* [PROBLEM DETAILS]
Every line below that holds the string "Directora" must be copied.

* [GIVEN RECORDS]
==========

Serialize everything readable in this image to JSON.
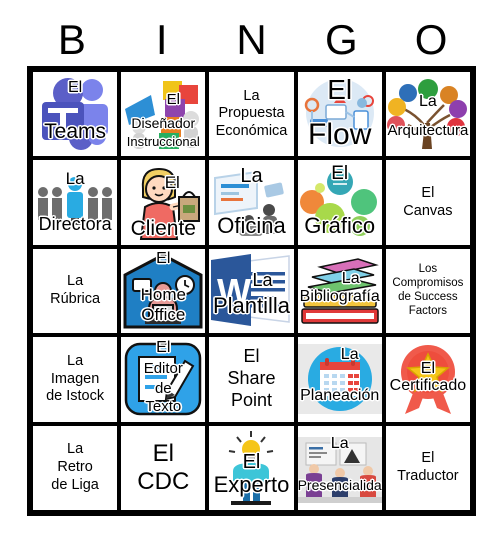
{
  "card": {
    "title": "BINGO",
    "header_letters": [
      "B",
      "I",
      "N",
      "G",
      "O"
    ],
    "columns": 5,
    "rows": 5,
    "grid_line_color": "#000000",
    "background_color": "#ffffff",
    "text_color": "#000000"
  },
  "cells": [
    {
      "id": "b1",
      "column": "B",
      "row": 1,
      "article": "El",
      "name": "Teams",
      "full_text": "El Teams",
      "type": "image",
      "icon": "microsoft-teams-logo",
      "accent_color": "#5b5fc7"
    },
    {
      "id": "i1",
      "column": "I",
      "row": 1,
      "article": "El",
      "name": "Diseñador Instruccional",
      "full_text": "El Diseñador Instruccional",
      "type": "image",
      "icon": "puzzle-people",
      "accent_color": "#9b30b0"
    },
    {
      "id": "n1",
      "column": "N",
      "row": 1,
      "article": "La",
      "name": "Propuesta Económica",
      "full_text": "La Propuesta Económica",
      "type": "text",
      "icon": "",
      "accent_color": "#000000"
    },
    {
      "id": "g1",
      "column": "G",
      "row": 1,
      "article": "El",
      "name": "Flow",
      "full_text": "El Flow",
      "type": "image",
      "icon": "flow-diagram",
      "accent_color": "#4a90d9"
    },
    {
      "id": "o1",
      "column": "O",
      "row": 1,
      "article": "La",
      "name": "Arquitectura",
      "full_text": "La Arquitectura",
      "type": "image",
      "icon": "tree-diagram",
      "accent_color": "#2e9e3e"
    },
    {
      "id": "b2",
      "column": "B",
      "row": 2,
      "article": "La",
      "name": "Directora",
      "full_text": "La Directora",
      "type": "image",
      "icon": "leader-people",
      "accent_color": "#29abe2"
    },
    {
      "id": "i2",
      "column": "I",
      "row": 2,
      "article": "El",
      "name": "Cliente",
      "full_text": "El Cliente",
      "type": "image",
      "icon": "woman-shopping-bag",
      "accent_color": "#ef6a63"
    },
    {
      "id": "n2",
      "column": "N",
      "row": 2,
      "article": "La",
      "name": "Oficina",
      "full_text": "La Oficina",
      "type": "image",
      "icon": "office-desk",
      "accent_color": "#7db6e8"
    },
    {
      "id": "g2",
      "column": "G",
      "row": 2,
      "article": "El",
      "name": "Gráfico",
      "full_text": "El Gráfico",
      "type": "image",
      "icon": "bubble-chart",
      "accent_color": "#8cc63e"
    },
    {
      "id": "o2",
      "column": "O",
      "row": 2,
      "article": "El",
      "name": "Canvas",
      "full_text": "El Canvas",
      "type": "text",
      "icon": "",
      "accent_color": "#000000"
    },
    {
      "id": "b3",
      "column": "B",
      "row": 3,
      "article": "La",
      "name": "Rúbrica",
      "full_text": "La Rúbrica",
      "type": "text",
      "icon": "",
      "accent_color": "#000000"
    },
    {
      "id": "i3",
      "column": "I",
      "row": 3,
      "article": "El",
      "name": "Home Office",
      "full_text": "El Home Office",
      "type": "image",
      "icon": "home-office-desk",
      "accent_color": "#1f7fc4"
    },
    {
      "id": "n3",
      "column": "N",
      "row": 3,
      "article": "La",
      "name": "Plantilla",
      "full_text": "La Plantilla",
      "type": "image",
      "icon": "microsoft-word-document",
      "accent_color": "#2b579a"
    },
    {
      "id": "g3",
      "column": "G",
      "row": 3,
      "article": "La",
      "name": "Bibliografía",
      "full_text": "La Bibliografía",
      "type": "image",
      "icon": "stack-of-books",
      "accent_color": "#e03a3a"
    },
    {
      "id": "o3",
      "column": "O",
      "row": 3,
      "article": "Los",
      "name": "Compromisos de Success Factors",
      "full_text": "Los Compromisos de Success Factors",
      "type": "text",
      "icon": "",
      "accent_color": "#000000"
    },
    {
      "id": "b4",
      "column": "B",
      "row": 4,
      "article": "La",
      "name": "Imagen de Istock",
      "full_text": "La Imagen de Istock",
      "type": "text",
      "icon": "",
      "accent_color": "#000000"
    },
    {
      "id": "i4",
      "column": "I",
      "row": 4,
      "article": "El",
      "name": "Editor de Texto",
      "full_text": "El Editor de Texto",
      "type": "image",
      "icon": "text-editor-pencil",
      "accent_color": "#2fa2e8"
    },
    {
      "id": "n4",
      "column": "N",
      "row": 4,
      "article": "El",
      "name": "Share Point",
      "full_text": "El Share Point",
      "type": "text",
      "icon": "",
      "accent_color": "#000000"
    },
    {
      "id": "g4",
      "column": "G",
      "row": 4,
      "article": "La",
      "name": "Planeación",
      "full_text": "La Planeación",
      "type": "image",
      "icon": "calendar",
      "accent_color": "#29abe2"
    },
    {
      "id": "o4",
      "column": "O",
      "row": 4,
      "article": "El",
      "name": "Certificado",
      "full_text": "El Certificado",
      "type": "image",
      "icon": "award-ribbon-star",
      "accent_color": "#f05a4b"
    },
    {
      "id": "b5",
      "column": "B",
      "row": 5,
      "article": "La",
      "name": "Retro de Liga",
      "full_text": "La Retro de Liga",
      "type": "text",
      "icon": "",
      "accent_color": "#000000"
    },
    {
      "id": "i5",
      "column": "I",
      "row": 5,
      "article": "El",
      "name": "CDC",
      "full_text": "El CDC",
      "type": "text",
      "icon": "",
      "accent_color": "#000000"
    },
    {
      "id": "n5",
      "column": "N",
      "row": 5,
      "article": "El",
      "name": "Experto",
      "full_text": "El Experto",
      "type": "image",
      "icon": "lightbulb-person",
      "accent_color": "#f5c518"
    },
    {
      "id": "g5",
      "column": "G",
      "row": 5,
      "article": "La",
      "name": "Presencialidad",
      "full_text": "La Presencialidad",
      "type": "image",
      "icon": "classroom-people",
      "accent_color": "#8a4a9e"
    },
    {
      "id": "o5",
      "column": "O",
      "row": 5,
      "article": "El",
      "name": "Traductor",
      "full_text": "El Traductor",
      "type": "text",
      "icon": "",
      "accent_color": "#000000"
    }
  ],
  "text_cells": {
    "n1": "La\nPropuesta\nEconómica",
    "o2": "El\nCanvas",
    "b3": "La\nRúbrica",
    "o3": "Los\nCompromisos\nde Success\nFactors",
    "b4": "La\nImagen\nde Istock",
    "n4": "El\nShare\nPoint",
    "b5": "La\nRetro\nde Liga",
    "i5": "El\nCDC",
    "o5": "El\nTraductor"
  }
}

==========

* [RESULT OF THIS EXERCISE]
      "name": "Directora",
      "full_text": "La Directora",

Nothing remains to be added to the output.